Across the records that follow, count each line holding "footing", and write only the total.
══ Source material
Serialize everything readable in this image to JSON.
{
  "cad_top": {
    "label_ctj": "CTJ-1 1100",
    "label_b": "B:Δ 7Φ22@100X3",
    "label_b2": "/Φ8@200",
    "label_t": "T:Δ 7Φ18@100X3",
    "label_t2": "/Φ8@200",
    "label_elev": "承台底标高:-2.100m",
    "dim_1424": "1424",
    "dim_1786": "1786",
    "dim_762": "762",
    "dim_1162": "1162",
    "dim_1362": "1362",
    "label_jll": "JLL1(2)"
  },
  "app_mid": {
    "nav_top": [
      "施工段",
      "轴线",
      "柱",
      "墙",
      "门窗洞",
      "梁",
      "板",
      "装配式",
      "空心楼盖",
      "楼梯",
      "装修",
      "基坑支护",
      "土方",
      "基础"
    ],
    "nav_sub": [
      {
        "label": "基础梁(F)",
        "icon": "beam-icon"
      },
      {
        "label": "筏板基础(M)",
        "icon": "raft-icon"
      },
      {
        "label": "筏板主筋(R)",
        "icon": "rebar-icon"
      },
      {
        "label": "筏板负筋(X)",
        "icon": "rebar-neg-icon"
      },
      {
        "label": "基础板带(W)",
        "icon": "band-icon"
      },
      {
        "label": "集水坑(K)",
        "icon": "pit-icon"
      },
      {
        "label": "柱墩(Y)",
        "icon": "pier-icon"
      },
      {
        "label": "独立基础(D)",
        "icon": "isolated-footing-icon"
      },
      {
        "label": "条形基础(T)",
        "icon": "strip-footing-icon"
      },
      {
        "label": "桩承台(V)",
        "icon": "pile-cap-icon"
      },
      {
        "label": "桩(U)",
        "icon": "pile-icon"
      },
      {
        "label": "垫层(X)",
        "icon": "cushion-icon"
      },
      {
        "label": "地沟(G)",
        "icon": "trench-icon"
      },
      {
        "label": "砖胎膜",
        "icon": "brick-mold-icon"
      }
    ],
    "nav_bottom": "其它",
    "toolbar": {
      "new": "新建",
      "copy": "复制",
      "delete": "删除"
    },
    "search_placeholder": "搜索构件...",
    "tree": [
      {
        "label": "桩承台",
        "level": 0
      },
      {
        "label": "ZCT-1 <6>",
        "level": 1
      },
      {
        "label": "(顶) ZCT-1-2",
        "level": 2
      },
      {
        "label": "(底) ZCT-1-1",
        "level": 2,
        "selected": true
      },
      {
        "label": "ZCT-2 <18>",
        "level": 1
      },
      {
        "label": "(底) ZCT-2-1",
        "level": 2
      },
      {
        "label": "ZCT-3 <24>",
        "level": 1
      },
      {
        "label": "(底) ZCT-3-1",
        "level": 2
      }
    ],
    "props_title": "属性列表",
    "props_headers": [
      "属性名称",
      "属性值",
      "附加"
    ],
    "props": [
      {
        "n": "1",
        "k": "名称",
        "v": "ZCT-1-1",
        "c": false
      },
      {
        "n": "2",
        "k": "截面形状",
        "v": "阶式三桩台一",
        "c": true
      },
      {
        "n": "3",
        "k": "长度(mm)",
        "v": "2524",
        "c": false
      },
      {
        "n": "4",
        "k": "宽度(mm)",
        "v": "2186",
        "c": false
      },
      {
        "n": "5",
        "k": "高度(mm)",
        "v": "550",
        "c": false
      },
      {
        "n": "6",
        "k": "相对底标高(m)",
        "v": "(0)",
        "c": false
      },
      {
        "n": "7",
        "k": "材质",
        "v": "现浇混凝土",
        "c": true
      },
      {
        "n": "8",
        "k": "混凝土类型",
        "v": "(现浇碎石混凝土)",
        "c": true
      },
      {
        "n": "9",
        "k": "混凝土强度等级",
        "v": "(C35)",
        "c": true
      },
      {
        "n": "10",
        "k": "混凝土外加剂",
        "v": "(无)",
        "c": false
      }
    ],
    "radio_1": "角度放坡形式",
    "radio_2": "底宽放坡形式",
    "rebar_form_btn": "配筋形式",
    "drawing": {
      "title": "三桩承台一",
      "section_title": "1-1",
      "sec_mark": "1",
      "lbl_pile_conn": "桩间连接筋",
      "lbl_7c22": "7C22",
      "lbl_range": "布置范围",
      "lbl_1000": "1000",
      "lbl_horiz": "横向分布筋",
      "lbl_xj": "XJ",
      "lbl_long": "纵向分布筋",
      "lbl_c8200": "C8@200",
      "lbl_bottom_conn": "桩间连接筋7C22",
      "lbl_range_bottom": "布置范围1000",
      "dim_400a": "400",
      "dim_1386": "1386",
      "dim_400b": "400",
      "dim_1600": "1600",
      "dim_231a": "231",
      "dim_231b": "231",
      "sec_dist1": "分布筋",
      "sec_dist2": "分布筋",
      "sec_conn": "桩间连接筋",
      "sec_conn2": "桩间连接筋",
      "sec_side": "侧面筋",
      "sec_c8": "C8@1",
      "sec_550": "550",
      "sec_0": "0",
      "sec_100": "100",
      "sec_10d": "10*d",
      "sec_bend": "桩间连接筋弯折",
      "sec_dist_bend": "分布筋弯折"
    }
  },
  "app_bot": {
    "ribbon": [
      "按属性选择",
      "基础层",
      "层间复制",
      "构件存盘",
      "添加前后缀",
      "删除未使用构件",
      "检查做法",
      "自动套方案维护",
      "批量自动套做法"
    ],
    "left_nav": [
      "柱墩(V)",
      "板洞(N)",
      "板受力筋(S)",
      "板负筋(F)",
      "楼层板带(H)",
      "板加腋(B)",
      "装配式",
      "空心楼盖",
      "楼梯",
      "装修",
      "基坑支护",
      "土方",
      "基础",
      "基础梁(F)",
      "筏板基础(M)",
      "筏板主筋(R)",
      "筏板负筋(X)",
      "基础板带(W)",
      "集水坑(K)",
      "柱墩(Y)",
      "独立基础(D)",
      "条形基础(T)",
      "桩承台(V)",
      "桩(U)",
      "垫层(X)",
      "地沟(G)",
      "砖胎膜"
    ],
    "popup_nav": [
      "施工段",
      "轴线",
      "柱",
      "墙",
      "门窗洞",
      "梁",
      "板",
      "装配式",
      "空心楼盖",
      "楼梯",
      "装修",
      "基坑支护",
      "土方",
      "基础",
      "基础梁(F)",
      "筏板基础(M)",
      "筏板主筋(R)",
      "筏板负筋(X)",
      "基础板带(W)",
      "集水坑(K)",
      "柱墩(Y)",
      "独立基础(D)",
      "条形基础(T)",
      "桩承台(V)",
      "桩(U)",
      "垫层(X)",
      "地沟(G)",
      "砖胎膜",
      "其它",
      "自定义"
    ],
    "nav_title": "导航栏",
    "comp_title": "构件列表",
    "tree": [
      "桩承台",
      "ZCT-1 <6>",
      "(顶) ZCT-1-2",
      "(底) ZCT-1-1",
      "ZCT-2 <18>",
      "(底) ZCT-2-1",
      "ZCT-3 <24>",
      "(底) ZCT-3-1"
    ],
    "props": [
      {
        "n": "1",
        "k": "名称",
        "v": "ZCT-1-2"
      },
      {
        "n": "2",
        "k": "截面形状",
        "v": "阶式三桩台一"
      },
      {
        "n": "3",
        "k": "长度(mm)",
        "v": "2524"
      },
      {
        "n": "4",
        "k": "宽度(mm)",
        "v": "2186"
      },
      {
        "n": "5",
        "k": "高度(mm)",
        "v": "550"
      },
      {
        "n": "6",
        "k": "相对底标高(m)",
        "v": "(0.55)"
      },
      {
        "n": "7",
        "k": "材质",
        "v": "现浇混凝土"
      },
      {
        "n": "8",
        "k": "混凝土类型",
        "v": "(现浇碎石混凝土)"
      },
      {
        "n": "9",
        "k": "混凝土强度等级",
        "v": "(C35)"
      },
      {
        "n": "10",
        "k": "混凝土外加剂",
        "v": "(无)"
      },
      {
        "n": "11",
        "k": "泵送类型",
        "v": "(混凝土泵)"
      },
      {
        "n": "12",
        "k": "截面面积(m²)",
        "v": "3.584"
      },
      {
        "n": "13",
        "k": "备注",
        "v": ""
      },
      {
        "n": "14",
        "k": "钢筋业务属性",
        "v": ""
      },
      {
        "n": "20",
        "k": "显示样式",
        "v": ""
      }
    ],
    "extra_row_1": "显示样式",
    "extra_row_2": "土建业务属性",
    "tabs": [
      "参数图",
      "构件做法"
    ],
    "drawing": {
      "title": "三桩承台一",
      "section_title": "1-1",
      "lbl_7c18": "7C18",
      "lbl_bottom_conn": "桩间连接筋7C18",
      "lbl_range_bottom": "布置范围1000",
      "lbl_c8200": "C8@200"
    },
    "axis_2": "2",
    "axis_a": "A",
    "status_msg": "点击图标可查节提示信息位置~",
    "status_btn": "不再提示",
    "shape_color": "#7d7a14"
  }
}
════
**Answer below:** 2